Aim of the exercise: Across all entries below, how many lines include "Mandatory"? Answer with the number alone.

[[ Provided information, beginning ]]

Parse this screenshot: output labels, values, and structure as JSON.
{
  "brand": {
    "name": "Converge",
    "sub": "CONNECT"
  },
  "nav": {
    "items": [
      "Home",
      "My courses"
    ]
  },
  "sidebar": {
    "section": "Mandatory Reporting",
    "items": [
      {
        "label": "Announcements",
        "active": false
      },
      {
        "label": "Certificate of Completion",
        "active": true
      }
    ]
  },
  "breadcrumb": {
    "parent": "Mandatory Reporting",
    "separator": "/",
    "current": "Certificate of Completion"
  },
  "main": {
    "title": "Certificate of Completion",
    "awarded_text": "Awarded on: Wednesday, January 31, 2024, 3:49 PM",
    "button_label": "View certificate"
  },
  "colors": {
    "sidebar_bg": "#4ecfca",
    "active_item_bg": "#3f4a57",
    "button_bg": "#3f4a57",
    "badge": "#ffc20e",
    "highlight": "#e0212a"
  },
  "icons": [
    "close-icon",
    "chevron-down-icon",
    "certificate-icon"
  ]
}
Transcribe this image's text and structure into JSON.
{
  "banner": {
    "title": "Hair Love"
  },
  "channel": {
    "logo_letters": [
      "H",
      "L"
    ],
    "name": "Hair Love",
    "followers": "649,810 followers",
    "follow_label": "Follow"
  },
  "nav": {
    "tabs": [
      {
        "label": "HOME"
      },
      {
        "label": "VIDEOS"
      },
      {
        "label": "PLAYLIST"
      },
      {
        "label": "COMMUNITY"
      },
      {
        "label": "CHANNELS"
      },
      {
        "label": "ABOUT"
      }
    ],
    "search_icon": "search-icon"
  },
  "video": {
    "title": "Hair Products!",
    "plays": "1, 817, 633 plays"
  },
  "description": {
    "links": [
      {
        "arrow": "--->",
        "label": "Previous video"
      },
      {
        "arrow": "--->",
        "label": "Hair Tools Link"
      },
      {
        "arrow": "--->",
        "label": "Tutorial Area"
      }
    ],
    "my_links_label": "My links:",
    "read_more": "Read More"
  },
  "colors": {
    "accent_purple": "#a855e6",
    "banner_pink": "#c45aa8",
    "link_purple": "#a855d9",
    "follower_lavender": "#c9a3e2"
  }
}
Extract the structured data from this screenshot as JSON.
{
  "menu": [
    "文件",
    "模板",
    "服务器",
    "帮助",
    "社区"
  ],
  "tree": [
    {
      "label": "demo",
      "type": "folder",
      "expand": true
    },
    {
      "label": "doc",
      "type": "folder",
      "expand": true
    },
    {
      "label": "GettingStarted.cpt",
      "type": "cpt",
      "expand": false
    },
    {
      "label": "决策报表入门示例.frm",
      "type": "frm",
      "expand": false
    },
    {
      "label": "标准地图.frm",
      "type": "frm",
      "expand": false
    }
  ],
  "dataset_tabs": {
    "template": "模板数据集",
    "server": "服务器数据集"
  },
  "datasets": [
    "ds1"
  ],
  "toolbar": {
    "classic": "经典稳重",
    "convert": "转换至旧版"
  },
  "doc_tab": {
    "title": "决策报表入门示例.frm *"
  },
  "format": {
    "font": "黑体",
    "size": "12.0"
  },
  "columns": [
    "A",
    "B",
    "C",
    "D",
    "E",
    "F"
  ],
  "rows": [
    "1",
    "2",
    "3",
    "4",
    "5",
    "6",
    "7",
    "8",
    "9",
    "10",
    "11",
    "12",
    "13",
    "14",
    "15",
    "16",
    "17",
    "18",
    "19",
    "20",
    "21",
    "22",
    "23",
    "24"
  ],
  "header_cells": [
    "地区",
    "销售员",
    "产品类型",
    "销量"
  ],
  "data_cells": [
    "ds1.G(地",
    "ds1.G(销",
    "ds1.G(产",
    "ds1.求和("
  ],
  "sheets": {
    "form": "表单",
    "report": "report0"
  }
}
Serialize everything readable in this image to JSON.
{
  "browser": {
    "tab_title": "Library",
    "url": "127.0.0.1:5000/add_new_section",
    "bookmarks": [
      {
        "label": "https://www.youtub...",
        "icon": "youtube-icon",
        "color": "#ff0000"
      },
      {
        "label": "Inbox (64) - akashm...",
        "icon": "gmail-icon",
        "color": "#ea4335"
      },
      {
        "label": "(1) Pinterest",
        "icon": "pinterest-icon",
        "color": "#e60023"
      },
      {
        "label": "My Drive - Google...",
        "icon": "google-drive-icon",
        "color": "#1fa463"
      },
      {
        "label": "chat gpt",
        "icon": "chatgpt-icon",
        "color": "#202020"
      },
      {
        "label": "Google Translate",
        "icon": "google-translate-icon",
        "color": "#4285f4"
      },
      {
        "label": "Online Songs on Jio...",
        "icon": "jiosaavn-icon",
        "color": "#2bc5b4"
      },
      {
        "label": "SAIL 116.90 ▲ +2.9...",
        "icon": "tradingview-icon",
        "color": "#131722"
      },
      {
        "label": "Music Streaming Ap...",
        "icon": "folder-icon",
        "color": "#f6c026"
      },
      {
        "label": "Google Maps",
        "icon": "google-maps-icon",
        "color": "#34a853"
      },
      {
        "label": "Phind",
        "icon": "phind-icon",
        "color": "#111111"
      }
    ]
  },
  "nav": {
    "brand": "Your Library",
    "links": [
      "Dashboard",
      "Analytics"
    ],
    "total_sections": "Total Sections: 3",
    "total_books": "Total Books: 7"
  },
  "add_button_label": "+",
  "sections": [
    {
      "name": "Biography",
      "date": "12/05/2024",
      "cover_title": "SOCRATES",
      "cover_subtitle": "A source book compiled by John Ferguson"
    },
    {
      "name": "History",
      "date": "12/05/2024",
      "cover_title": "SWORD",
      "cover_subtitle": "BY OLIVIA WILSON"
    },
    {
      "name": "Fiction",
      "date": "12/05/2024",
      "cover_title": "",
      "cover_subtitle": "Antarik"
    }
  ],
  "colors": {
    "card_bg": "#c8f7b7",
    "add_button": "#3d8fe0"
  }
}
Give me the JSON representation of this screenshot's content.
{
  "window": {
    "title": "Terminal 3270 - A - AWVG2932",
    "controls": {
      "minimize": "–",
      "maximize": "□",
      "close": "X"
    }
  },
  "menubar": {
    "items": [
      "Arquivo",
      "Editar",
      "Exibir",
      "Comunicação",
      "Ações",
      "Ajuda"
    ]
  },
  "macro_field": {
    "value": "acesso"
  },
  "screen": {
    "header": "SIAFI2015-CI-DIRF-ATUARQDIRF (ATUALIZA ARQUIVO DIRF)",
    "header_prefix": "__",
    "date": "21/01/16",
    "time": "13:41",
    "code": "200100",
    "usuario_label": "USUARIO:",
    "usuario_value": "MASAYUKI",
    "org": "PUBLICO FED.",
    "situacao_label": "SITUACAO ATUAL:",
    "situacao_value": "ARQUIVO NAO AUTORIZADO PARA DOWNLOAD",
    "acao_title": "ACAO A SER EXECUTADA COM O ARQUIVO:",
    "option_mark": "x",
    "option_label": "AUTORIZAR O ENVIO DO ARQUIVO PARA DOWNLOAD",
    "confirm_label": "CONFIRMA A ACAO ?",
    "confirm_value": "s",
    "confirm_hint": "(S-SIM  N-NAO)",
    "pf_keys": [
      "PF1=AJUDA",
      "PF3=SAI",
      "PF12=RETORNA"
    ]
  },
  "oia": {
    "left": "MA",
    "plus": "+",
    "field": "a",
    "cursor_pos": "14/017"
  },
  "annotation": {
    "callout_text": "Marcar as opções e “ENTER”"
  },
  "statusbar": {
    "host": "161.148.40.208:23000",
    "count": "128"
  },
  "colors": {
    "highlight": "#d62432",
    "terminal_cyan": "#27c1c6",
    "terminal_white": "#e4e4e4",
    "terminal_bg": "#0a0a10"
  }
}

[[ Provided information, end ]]

Written solution: 2